Exercise requirements
Copy out the data below verbatim.
_____
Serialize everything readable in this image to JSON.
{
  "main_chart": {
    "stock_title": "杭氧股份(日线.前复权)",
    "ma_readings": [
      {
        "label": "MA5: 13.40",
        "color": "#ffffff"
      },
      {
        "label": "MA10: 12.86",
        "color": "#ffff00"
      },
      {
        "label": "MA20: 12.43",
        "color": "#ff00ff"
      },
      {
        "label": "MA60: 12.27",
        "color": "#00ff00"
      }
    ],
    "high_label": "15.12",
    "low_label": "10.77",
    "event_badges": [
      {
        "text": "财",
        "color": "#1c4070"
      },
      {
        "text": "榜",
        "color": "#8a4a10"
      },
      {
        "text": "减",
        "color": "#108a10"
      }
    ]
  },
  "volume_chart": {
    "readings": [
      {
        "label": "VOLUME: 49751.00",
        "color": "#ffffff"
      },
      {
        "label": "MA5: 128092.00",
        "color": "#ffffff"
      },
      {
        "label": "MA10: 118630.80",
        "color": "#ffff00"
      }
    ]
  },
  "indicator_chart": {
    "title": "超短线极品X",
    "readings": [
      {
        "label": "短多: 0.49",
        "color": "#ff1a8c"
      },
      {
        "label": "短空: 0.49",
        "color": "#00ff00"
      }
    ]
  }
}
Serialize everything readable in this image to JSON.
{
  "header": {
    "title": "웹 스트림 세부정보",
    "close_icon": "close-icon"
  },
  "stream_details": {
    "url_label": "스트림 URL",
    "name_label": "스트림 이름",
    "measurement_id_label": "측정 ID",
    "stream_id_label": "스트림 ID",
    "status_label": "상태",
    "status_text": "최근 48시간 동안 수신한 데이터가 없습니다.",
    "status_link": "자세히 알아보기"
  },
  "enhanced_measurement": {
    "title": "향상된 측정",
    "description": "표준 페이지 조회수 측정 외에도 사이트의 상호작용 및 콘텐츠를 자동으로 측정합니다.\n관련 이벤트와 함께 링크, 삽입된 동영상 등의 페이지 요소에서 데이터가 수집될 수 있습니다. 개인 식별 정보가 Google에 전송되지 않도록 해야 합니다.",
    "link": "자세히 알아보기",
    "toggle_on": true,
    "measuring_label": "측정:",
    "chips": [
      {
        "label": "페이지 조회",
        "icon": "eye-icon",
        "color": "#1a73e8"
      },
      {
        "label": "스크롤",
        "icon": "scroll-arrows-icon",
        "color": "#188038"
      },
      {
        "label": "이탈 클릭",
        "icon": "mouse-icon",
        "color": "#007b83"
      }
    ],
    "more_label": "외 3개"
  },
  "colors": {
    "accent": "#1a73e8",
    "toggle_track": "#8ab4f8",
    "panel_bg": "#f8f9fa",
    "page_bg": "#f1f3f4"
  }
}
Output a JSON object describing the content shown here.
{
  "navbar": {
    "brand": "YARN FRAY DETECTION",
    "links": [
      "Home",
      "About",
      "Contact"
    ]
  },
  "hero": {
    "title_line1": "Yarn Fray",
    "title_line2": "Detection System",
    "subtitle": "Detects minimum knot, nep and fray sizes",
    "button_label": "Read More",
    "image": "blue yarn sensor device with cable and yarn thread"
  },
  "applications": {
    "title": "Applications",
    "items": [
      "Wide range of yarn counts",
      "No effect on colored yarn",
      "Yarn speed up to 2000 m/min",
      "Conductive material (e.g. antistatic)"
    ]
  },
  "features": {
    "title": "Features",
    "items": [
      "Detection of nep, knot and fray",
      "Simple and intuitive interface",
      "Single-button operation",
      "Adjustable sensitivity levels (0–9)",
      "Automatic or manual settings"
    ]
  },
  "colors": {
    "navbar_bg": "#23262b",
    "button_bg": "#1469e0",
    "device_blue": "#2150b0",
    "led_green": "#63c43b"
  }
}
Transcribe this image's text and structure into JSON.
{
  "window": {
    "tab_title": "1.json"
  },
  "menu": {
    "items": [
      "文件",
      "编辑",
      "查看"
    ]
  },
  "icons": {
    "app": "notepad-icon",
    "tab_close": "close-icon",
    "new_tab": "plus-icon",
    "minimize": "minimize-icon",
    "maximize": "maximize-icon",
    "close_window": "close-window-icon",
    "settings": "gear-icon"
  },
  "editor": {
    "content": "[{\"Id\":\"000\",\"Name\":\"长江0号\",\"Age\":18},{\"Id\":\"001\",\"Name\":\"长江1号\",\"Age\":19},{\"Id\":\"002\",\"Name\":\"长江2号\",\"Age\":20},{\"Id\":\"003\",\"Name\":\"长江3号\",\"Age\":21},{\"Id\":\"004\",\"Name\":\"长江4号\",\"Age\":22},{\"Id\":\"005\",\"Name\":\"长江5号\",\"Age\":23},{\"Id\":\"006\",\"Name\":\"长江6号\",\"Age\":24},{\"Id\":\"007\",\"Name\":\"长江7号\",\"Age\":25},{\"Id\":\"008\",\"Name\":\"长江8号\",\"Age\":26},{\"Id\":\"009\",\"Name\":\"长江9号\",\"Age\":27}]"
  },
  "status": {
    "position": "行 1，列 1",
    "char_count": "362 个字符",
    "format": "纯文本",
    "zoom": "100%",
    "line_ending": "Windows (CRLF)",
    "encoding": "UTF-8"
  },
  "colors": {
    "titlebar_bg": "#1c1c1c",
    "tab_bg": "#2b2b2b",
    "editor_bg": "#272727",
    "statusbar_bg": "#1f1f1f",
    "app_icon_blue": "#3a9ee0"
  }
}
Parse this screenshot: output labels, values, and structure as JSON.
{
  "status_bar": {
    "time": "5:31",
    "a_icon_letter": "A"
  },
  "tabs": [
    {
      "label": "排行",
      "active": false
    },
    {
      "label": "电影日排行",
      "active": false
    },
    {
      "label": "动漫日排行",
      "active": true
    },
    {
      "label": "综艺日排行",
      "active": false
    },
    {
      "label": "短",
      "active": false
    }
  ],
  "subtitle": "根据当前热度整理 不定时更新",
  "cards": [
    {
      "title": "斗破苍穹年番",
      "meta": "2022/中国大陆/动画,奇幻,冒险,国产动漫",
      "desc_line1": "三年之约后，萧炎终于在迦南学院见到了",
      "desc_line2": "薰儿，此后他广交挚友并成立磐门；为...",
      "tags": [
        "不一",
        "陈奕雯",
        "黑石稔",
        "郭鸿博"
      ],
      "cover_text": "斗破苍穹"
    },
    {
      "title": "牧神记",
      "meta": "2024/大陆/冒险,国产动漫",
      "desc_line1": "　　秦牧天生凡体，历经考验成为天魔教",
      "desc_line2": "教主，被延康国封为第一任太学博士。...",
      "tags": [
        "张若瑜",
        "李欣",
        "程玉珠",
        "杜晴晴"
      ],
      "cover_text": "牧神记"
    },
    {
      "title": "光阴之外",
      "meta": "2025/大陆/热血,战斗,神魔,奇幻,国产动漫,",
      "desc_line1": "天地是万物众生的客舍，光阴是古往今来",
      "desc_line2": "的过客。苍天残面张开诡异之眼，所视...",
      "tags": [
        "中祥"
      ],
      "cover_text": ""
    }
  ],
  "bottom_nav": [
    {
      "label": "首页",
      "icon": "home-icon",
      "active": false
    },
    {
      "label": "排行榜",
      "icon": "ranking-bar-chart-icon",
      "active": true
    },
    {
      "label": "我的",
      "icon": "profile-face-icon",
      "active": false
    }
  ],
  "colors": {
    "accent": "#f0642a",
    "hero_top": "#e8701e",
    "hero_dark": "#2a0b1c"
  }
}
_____
Solution to the problem
Serialize everything readable in this image to JSON.
{
  "main_chart": {
    "stock_title": "杭氧股份(日线.前复权)",
    "ma_readings": [
      {
        "label": "MA5: 13.40",
        "color": "#ffffff"
      },
      {
        "label": "MA10: 12.86",
        "color": "#ffff00"
      },
      {
        "label": "MA20: 12.43",
        "color": "#ff00ff"
      },
      {
        "label": "MA60: 12.27",
        "color": "#00ff00"
      }
    ],
    "high_label": "15.12",
    "low_label": "10.77",
    "event_badges": [
      {
        "text": "财",
        "color": "#1c4070"
      },
      {
        "text": "榜",
        "color": "#8a4a10"
      },
      {
        "text": "减",
        "color": "#108a10"
      }
    ]
  },
  "volume_chart": {
    "readings": [
      {
        "label": "VOLUME: 49751.00",
        "color": "#ffffff"
      },
      {
        "label": "MA5: 128092.00",
        "color": "#ffffff"
      },
      {
        "label": "MA10: 118630.80",
        "color": "#ffff00"
      }
    ]
  },
  "indicator_chart": {
    "title": "超短线极品X",
    "readings": [
      {
        "label": "短多: 0.49",
        "color": "#ff1a8c"
      },
      {
        "label": "短空: 0.49",
        "color": "#00ff00"
      }
    ]
  }
}
Serialize everything readable in this image to JSON.
{
  "header": {
    "title": "웹 스트림 세부정보",
    "close_icon": "close-icon"
  },
  "stream_details": {
    "url_label": "스트림 URL",
    "name_label": "스트림 이름",
    "measurement_id_label": "측정 ID",
    "stream_id_label": "스트림 ID",
    "status_label": "상태",
    "status_text": "최근 48시간 동안 수신한 데이터가 없습니다.",
    "status_link": "자세히 알아보기"
  },
  "enhanced_measurement": {
    "title": "향상된 측정",
    "description": "표준 페이지 조회수 측정 외에도 사이트의 상호작용 및 콘텐츠를 자동으로 측정합니다.\n관련 이벤트와 함께 링크, 삽입된 동영상 등의 페이지 요소에서 데이터가 수집될 수 있습니다. 개인 식별 정보가 Google에 전송되지 않도록 해야 합니다.",
    "link": "자세히 알아보기",
    "toggle_on": true,
    "measuring_label": "측정:",
    "chips": [
      {
        "label": "페이지 조회",
        "icon": "eye-icon",
        "color": "#1a73e8"
      },
      {
        "label": "스크롤",
        "icon": "scroll-arrows-icon",
        "color": "#188038"
      },
      {
        "label": "이탈 클릭",
        "icon": "mouse-icon",
        "color": "#007b83"
      }
    ],
    "more_label": "외 3개"
  },
  "colors": {
    "accent": "#1a73e8",
    "toggle_track": "#8ab4f8",
    "panel_bg": "#f8f9fa",
    "page_bg": "#f1f3f4"
  }
}
Output a JSON object describing the content shown here.
{
  "navbar": {
    "brand": "YARN FRAY DETECTION",
    "links": [
      "Home",
      "About",
      "Contact"
    ]
  },
  "hero": {
    "title_line1": "Yarn Fray",
    "title_line2": "Detection System",
    "subtitle": "Detects minimum knot, nep and fray sizes",
    "button_label": "Read More",
    "image": "blue yarn sensor device with cable and yarn thread"
  },
  "applications": {
    "title": "Applications",
    "items": [
      "Wide range of yarn counts",
      "No effect on colored yarn",
      "Yarn speed up to 2000 m/min",
      "Conductive material (e.g. antistatic)"
    ]
  },
  "features": {
    "title": "Features",
    "items": [
      "Detection of nep, knot and fray",
      "Simple and intuitive interface",
      "Single-button operation",
      "Adjustable sensitivity levels (0–9)",
      "Automatic or manual settings"
    ]
  },
  "colors": {
    "navbar_bg": "#23262b",
    "button_bg": "#1469e0",
    "device_blue": "#2150b0",
    "led_green": "#63c43b"
  }
}
Transcribe this image's text and structure into JSON.
{
  "window": {
    "tab_title": "1.json"
  },
  "menu": {
    "items": [
      "文件",
      "编辑",
      "查看"
    ]
  },
  "icons": {
    "app": "notepad-icon",
    "tab_close": "close-icon",
    "new_tab": "plus-icon",
    "minimize": "minimize-icon",
    "maximize": "maximize-icon",
    "close_window": "close-window-icon",
    "settings": "gear-icon"
  },
  "editor": {
    "content": "[{\"Id\":\"000\",\"Name\":\"长江0号\",\"Age\":18},{\"Id\":\"001\",\"Name\":\"长江1号\",\"Age\":19},{\"Id\":\"002\",\"Name\":\"长江2号\",\"Age\":20},{\"Id\":\"003\",\"Name\":\"长江3号\",\"Age\":21},{\"Id\":\"004\",\"Name\":\"长江4号\",\"Age\":22},{\"Id\":\"005\",\"Name\":\"长江5号\",\"Age\":23},{\"Id\":\"006\",\"Name\":\"长江6号\",\"Age\":24},{\"Id\":\"007\",\"Name\":\"长江7号\",\"Age\":25},{\"Id\":\"008\",\"Name\":\"长江8号\",\"Age\":26},{\"Id\":\"009\",\"Name\":\"长江9号\",\"Age\":27}]"
  },
  "status": {
    "position": "行 1，列 1",
    "char_count": "362 个字符",
    "format": "纯文本",
    "zoom": "100%",
    "line_ending": "Windows (CRLF)",
    "encoding": "UTF-8"
  },
  "colors": {
    "titlebar_bg": "#1c1c1c",
    "tab_bg": "#2b2b2b",
    "editor_bg": "#272727",
    "statusbar_bg": "#1f1f1f",
    "app_icon_blue": "#3a9ee0"
  }
}
Parse this screenshot: output labels, values, and structure as JSON.
{
  "status_bar": {
    "time": "5:31",
    "a_icon_letter": "A"
  },
  "tabs": [
    {
      "label": "排行",
      "active": false
    },
    {
      "label": "电影日排行",
      "active": false
    },
    {
      "label": "动漫日排行",
      "active": true
    },
    {
      "label": "综艺日排行",
      "active": false
    },
    {
      "label": "短",
      "active": false
    }
  ],
  "subtitle": "根据当前热度整理 不定时更新",
  "cards": [
    {
      "title": "斗破苍穹年番",
      "meta": "2022/中国大陆/动画,奇幻,冒险,国产动漫",
      "desc_line1": "三年之约后，萧炎终于在迦南学院见到了",
      "desc_line2": "薰儿，此后他广交挚友并成立磐门；为...",
      "tags": [
        "不一",
        "陈奕雯",
        "黑石稔",
        "郭鸿博"
      ],
      "cover_text": "斗破苍穹"
    },
    {
      "title": "牧神记",
      "meta": "2024/大陆/冒险,国产动漫",
      "desc_line1": "　　秦牧天生凡体，历经考验成为天魔教",
      "desc_line2": "教主，被延康国封为第一任太学博士。...",
      "tags": [
        "张若瑜",
        "李欣",
        "程玉珠",
        "杜晴晴"
      ],
      "cover_text": "牧神记"
    },
    {
      "title": "光阴之外",
      "meta": "2025/大陆/热血,战斗,神魔,奇幻,国产动漫,",
      "desc_line1": "天地是万物众生的客舍，光阴是古往今来",
      "desc_line2": "的过客。苍天残面张开诡异之眼，所视...",
      "tags": [
        "中祥"
      ],
      "cover_text": ""
    }
  ],
  "bottom_nav": [
    {
      "label": "首页",
      "icon": "home-icon",
      "active": false
    },
    {
      "label": "排行榜",
      "icon": "ranking-bar-chart-icon",
      "active": true
    },
    {
      "label": "我的",
      "icon": "profile-face-icon",
      "active": false
    }
  ],
  "colors": {
    "accent": "#f0642a",
    "hero_top": "#e8701e",
    "hero_dark": "#2a0b1c"
  }
}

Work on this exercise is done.